When visiting the potions classroom I was told by a guide that each student in that room was given a “text book” which had a realistic potion intrusions on each page. This had to be done so if the camera passed a student there would defiantly be something relevant to the class on the page. To “keep the magic alive” she said. She also told me that this was beneficial for the actors and extras in the scene as they were all young and bored after many takes of the same scene so it gave them something to actually read and engage in while filming.
Some people may think that by seeing the sets stripped down without the special effects may ruin the magic of the movies but I beg to differ. Its incredible to see how fragments of a room or a house are filmed in such innovative ways that we as the viewer are none the less, and buy into this being a real world. Perspective is used so cleverly when filming to give illusions. One particular set that amazed me was the Leaky Cauldron Hallway. In the books and films its a long rickerty hall way which would be too extensive to create in full. So a much smaller set was made that tapers at the end of the corridor (Alice in Wonderland style) so when filmed straight on gave the illusion of a 50ft corridor. Also there was a scaled down version of Gringots bank which was used when showing full shots of the building or sweeping sky shots.
One detail in the Griffidoor Common room particularly caught my eye because It goes un noticed in the films but adds depth and realism to the sets. Hanging on the wall of the Girifindoor common room are portraits of part griffin door great wizards and there is actually one of Professor McGonagall.

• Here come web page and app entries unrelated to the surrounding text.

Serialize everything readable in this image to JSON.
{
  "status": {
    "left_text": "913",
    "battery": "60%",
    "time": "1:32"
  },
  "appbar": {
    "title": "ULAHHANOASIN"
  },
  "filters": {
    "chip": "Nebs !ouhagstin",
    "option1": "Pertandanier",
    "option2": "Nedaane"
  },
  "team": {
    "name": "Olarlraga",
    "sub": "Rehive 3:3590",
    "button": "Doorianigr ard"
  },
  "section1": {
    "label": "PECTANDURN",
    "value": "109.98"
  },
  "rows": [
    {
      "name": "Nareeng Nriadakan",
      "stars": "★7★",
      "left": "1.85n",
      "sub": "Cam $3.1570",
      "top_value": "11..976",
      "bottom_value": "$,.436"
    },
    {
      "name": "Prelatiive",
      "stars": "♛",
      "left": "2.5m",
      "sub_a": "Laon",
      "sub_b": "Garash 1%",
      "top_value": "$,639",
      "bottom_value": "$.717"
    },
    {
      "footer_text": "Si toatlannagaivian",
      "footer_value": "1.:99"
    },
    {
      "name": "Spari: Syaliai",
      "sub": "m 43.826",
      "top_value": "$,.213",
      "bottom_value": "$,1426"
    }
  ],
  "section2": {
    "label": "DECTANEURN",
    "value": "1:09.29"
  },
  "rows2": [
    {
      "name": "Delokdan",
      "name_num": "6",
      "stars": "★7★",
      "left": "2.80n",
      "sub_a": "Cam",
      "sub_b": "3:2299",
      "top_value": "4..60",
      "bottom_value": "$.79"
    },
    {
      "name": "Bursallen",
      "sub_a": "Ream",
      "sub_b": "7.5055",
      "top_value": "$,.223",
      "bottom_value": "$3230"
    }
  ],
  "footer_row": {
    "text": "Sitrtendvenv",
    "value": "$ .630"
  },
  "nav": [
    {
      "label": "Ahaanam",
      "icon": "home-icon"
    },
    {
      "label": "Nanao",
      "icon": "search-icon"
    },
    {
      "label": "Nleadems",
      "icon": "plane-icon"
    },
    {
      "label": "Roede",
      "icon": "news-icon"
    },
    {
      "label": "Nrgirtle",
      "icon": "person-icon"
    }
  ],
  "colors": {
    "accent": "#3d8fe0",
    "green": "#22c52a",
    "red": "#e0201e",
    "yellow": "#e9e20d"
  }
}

I thoroughly recommend the tour to all Harry potter lovers and also to people who may not have much of a love for them but may be art and design lovers keen to learn more about the different processes involved.